W3C home > Mailing lists > Public > w3c-rdfcore-wg@w3.org > June 2002

Re: Role of N-Triples (was Re: datatyping revised draft)

From: Patrick Stickler <patrick.stickler@nokia.com>
Date: Mon, 03 Jun 2002 16:30:16 +0300
To: ext Frank Manola <fmanola@mitre.org>
CC: RDF Core <w3c-rdfcore-wg@w3.org>
Message-ID: <B9214A18.15FD8%patrick.stickler@nokia.com>

On 2002-06-03 15:28, "ext Frank Manola" <fmanola@mitre.org> wrote:

> Independently of any usage of N-Triples in the datatyping document, it
> might be a good idea to (once again?) clarify the usage of N-triples,
> since I disagree with Patrick's position.  The primary RDF syntax is
> that of a *graph* (the WG decided this, and the model theory and syntax
> documents reflect this decision). Users *should* have to learn the graph
> model of RDF in order to understand the normative definition of RDF.
>   In our documents, we have used *drawings* of graphs (nodes and arcs)
> to illustrate graphs without objection;  I believe that N-Triples are
> merely an alternative (and often more convenient) notation for
> presenting graphs.  I repeat:  *graphs* are normative.  If N-Triples can
> be objected to because they are a non-normative notation for expressing
> graphs, then so can arc-and-node drawings (and so could a set-theoretic
> notation).  I don't consider, as Patrick apparently does, that users
> will be unnecessarily burdened by seeing N-Triples in our documents, and
> particularly in the Primer.
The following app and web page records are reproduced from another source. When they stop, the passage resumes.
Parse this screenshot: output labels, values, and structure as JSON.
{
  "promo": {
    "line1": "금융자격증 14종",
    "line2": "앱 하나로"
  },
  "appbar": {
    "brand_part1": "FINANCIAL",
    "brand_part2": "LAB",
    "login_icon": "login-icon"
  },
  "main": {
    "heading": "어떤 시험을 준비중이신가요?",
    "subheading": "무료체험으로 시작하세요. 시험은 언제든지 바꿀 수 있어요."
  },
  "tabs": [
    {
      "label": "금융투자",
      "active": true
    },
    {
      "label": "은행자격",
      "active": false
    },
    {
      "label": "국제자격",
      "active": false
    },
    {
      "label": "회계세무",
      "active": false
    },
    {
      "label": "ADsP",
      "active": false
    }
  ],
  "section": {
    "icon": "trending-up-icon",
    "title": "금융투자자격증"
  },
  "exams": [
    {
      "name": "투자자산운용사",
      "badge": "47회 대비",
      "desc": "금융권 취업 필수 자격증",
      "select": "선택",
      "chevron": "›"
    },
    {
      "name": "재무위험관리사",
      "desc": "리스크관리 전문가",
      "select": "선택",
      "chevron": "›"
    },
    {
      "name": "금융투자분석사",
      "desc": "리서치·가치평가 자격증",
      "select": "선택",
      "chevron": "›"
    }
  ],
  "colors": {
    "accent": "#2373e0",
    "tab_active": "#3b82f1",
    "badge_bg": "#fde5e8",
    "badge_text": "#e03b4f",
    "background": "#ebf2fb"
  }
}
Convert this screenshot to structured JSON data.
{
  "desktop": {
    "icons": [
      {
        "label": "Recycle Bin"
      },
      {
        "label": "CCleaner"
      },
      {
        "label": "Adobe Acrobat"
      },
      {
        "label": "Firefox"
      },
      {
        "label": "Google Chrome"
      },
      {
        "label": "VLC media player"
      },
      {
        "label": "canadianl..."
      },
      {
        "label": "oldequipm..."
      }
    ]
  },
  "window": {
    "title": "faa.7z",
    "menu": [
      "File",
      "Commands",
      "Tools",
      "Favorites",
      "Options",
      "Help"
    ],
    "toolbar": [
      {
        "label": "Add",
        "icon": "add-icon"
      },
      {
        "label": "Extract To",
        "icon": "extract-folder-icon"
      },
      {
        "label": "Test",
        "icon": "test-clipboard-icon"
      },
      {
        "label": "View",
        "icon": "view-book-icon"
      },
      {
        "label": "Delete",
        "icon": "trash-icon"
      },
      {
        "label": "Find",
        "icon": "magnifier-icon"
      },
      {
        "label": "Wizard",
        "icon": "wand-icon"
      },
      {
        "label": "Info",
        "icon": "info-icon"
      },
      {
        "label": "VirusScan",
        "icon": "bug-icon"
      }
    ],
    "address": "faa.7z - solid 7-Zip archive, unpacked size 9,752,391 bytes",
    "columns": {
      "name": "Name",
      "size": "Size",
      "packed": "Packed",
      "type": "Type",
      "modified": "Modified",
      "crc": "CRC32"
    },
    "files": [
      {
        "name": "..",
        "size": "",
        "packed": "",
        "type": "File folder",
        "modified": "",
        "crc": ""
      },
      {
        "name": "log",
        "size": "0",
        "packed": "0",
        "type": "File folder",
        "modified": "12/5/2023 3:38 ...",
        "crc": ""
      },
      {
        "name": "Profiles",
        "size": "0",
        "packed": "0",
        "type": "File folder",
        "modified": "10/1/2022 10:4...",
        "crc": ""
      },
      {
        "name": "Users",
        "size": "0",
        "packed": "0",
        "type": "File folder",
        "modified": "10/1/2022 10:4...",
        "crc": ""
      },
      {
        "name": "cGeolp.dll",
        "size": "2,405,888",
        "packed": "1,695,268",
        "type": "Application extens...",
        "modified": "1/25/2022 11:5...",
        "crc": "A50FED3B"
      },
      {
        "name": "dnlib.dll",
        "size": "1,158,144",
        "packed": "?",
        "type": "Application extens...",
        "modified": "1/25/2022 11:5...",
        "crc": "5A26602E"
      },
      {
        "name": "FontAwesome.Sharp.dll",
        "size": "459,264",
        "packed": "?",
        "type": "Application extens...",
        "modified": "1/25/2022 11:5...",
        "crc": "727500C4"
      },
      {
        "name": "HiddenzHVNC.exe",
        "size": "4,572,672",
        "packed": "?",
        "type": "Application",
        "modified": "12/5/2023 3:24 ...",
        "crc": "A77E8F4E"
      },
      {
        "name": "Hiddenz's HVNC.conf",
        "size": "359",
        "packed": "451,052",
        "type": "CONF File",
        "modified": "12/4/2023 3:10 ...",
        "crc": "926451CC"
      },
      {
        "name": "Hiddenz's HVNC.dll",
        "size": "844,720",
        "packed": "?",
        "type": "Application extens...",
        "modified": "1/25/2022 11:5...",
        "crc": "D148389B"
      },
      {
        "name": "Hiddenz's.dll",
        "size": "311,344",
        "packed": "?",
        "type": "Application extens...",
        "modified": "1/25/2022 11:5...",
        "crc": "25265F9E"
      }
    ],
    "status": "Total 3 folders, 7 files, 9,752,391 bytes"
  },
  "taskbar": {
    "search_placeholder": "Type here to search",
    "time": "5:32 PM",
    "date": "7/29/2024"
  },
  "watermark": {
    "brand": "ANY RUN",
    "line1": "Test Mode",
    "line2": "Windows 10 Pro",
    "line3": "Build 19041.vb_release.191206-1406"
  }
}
Rather, N-Triples help express (and clarify)
> the model for which the RDF/XML is the serialization (I think people
> find them far easier to understand than the XML syntax).  They are a
> useful device in the Primer, and are also essential in the syntax
> specification, where the effect of writing the various statements is
> specified by what triples get generated.   After all, you have to have
> an abstract model in terms of which to explain what the RDF/XML
> serializes.
> 
> --Frank

Actually, Frank, I'm sympathetic to your views, insofar as making
things easier for folks, etc.

The motivations for my comments are both a matter of principle, and
also practical. As a matter of principle, I think we should "eat
our own dogfood" and that means using RDF/XML in all cases where
we are expressing statements (not trying to illustrate what their
graph realization is). It should, IMO, be clear that NTriples is
an output format, not an input format. It is meant to provide a
concise and explicit serialization of the graph, but is not a
vehicle for interchange of knowledge. Which leads me to the practical
concern, being that I don't want to suddently have to deal with
NTriples passing about the Web.

Though I'm not much of one for "conspiracy theories" and whatnot, I
keep getting the impression that the creeping use of NTriples in
the RDF specs is a passive encouragement for the adoption of N3
as an official serialization for RDF. If we want to bless N3, then
fine, let's just do it. But at present there is only one standard
serialization for *expressing* RDF knowledge, and though NTriples
has a very important role to play, we should be very cautious
and conservative in where it is used.

A good rule of thumb would be: is the example trying to capture some
feature specific to the graph syntax -- or is it simply expressing
RDF statements. If the former, then go ahead and use NTriples, but
if the latter, then let's stick to RDF/XML.

All of the RDF in the Datatyping spec, IMO, falls within that latter
category -- as I suspect does the greatest majority of all examples
throughout the specifications.

Let's not "be lazy" and use NTriples just because it's easier to
type. Unless it's clearly showing graph structure, let's not. Eh?

Cheers,

Patrick


> 
> Patrick Stickler wrote:
> 
>> 
> 
> snip
> 
>> <soapbox>
>> For the record, I believe that NTriples have no place in any
>> normative sections of the RDF specifications. Users should not
>> have to learn NTriples in order to understand any normative
>> definition of RDF. NTriples are for the test cases, and the only
>> place you should see them and see a definition of the NTriples
>> syntax is in the test cases document. All other documents should
>> use RDF/XML exclusively for serializing RDF statements.
>> 
>> I'm don't even think the Primer should provide any coverage of
>> NTriples. No, I'm not anti-NTriples (or even anti-N3). NTriples
>> are very, very important. But they have a very specific and
>> most importantly non-normative role, and I'm afraid that if
>> we start peppering all the specs with NTriples that users will
>> feel they must also understand and use NTriples to use RDF
>> and they don't. RDF/XML is the only official serialization of RDF,
>> so let's set a good example and use it.
>> </soapbox>
> 

--
               
Patrick Stickler              Phone: +358 50 483 9453
Senior Research Scientist     Fax:   +358 7180 35409
Nokia Research Center         Email: patrick.stickler@nokia.com
Received on Monday, 3 June 2002 09:27:41 EDT

This archive was generated by hypermail pre-2.1.9 : Wednesday, 3 September 2003 09:49:10 EDT